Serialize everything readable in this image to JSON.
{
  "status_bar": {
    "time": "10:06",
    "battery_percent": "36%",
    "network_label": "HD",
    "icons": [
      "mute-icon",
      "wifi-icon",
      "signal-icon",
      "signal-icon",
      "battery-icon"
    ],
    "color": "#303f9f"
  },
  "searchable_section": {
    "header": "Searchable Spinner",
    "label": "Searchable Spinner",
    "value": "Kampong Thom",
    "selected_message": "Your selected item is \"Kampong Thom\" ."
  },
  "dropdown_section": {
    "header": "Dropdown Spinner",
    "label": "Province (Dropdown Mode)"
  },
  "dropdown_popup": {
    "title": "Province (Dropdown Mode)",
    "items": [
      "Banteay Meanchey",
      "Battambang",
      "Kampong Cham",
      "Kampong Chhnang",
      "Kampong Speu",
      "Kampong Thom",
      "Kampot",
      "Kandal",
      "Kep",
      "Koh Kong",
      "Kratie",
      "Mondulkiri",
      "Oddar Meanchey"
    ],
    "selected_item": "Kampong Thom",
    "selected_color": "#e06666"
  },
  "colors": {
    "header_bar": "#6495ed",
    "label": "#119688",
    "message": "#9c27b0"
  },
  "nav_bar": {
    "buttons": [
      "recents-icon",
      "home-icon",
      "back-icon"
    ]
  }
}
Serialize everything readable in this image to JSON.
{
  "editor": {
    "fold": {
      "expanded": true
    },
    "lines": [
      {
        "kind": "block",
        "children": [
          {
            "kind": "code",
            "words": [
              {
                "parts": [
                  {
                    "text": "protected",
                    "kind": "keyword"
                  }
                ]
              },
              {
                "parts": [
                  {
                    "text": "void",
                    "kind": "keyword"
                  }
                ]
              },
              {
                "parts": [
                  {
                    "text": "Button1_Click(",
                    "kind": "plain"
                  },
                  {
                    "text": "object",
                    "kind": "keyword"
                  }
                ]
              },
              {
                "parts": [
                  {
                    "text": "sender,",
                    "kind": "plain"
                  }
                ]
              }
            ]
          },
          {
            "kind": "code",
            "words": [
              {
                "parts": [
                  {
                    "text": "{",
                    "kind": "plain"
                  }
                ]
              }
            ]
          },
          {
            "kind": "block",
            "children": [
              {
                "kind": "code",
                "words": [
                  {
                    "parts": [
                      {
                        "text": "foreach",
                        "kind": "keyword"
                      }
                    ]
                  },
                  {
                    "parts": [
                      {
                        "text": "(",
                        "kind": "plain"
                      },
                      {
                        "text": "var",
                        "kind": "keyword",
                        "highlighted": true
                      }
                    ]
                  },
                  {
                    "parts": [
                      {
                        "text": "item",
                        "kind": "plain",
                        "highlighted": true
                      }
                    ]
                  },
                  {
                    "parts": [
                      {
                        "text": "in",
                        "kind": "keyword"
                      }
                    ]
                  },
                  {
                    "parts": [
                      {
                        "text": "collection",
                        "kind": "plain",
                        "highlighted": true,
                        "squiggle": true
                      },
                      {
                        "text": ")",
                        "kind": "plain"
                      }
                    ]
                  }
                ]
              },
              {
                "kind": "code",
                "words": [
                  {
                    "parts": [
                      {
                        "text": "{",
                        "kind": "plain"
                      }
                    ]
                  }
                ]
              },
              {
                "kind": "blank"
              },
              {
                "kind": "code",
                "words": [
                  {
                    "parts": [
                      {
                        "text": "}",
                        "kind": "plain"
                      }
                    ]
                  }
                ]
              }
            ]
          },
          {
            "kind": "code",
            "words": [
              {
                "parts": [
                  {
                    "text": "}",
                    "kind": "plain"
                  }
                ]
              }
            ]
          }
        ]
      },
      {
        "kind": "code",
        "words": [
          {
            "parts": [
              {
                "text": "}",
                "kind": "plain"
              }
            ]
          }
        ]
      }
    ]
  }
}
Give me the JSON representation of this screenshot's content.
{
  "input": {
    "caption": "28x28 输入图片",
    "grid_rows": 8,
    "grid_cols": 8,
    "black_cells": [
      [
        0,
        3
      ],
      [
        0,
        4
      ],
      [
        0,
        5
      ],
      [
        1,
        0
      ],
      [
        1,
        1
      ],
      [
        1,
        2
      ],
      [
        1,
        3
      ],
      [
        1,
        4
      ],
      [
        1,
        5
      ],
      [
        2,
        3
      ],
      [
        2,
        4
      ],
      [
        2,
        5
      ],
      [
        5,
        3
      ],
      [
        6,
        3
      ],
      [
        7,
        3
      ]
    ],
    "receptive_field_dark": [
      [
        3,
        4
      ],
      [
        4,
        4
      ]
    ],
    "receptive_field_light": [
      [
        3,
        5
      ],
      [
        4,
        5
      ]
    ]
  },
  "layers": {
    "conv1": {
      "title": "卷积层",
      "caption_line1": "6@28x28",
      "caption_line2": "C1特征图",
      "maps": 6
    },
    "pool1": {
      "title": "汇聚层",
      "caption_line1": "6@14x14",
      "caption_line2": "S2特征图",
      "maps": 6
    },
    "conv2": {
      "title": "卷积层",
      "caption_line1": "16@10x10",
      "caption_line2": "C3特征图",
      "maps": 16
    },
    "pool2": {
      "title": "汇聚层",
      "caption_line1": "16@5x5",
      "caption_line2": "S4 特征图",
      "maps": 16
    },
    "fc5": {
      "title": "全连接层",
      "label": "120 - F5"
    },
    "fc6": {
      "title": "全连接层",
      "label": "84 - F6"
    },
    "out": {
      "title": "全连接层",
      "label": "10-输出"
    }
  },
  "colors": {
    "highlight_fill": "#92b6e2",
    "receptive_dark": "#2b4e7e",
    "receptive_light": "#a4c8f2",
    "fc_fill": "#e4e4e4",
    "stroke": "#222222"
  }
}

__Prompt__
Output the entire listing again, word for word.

__Answer for the task__
Serialize everything readable in this image to JSON.
{
  "status_bar": {
    "time": "10:06",
    "battery_percent": "36%",
    "network_label": "HD",
    "icons": [
      "mute-icon",
      "wifi-icon",
      "signal-icon",
      "signal-icon",
      "battery-icon"
    ],
    "color": "#303f9f"
  },
  "searchable_section": {
    "header": "Searchable Spinner",
    "label": "Searchable Spinner",
    "value": "Kampong Thom",
    "selected_message": "Your selected item is \"Kampong Thom\" ."
  },
  "dropdown_section": {
    "header": "Dropdown Spinner",
    "label": "Province (Dropdown Mode)"
  },
  "dropdown_popup": {
    "title": "Province (Dropdown Mode)",
    "items": [
      "Banteay Meanchey",
      "Battambang",
      "Kampong Cham",
      "Kampong Chhnang",
      "Kampong Speu",
      "Kampong Thom",
      "Kampot",
      "Kandal",
      "Kep",
      "Koh Kong",
      "Kratie",
      "Mondulkiri",
      "Oddar Meanchey"
    ],
    "selected_item": "Kampong Thom",
    "selected_color": "#e06666"
  },
  "colors": {
    "header_bar": "#6495ed",
    "label": "#119688",
    "message": "#9c27b0"
  },
  "nav_bar": {
    "buttons": [
      "recents-icon",
      "home-icon",
      "back-icon"
    ]
  }
}
Serialize everything readable in this image to JSON.
{
  "editor": {
    "fold": {
      "expanded": true
    },
    "lines": [
      {
        "kind": "block",
        "children": [
          {
            "kind": "code",
            "words": [
              {
                "parts": [
                  {
                    "text": "protected",
                    "kind": "keyword"
                  }
                ]
              },
              {
                "parts": [
                  {
                    "text": "void",
                    "kind": "keyword"
                  }
                ]
              },
              {
                "parts": [
                  {
                    "text": "Button1_Click(",
                    "kind": "plain"
                  },
                  {
                    "text": "object",
                    "kind": "keyword"
                  }
                ]
              },
              {
                "parts": [
                  {
                    "text": "sender,",
                    "kind": "plain"
                  }
                ]
              }
            ]
          },
          {
            "kind": "code",
            "words": [
              {
                "parts": [
                  {
                    "text": "{",
                    "kind": "plain"
                  }
                ]
              }
            ]
          },
          {
            "kind": "block",
            "children": [
              {
                "kind": "code",
                "words": [
                  {
                    "parts": [
                      {
                        "text": "foreach",
                        "kind": "keyword"
                      }
                    ]
                  },
                  {
                    "parts": [
                      {
                        "text": "(",
                        "kind": "plain"
                      },
                      {
                        "text": "var",
                        "kind": "keyword",
                        "highlighted": true
                      }
                    ]
                  },
                  {
                    "parts": [
                      {
                        "text": "item",
                        "kind": "plain",
                        "highlighted": true
                      }
                    ]
                  },
                  {
                    "parts": [
                      {
                        "text": "in",
                        "kind": "keyword"
                      }
                    ]
                  },
                  {
                    "parts": [
                      {
                        "text": "collection",
                        "kind": "plain",
                        "highlighted": true,
                        "squiggle": true
                      },
                      {
                        "text": ")",
                        "kind": "plain"
                      }
                    ]
                  }
                ]
              },
              {
                "kind": "code",
                "words": [
                  {
                    "parts": [
                      {
                        "text": "{",
                        "kind": "plain"
                      }
                    ]
                  }
                ]
              },
              {
                "kind": "blank"
              },
              {
                "kind": "code",
                "words": [
                  {
                    "parts": [
                      {
                        "text": "}",
                        "kind": "plain"
                      }
                    ]
                  }
                ]
              }
            ]
          },
          {
            "kind": "code",
            "words": [
              {
                "parts": [
                  {
                    "text": "}",
                    "kind": "plain"
                  }
                ]
              }
            ]
          }
        ]
      },
      {
        "kind": "code",
        "words": [
          {
            "parts": [
              {
                "text": "}",
                "kind": "plain"
              }
            ]
          }
        ]
      }
    ]
  }
}
Give me the JSON representation of this screenshot's content.
{
  "input": {
    "caption": "28x28 输入图片",
    "grid_rows": 8,
    "grid_cols": 8,
    "black_cells": [
      [
        0,
        3
      ],
      [
        0,
        4
      ],
      [
        0,
        5
      ],
      [
        1,
        0
      ],
      [
        1,
        1
      ],
      [
        1,
        2
      ],
      [
        1,
        3
      ],
      [
        1,
        4
      ],
      [
        1,
        5
      ],
      [
        2,
        3
      ],
      [
        2,
        4
      ],
      [
        2,
        5
      ],
      [
        5,
        3
      ],
      [
        6,
        3
      ],
      [
        7,
        3
      ]
    ],
    "receptive_field_dark": [
      [
        3,
        4
      ],
      [
        4,
        4
      ]
    ],
    "receptive_field_light": [
      [
        3,
        5
      ],
      [
        4,
        5
      ]
    ]
  },
  "layers": {
    "conv1": {
      "title": "卷积层",
      "caption_line1": "6@28x28",
      "caption_line2": "C1特征图",
      "maps": 6
    },
    "pool1": {
      "title": "汇聚层",
      "caption_line1": "6@14x14",
      "caption_line2": "S2特征图",
      "maps": 6
    },
    "conv2": {
      "title": "卷积层",
      "caption_line1": "16@10x10",
      "caption_line2": "C3特征图",
      "maps": 16
    },
    "pool2": {
      "title": "汇聚层",
      "caption_line1": "16@5x5",
      "caption_line2": "S4 特征图",
      "maps": 16
    },
    "fc5": {
      "title": "全连接层",
      "label": "120 - F5"
    },
    "fc6": {
      "title": "全连接层",
      "label": "84 - F6"
    },
    "out": {
      "title": "全连接层",
      "label": "10-输出"
    }
  },
  "colors": {
    "highlight_fill": "#92b6e2",
    "receptive_dark": "#2b4e7e",
    "receptive_light": "#a4c8f2",
    "fc_fill": "#e4e4e4",
    "stroke": "#222222"
  }
}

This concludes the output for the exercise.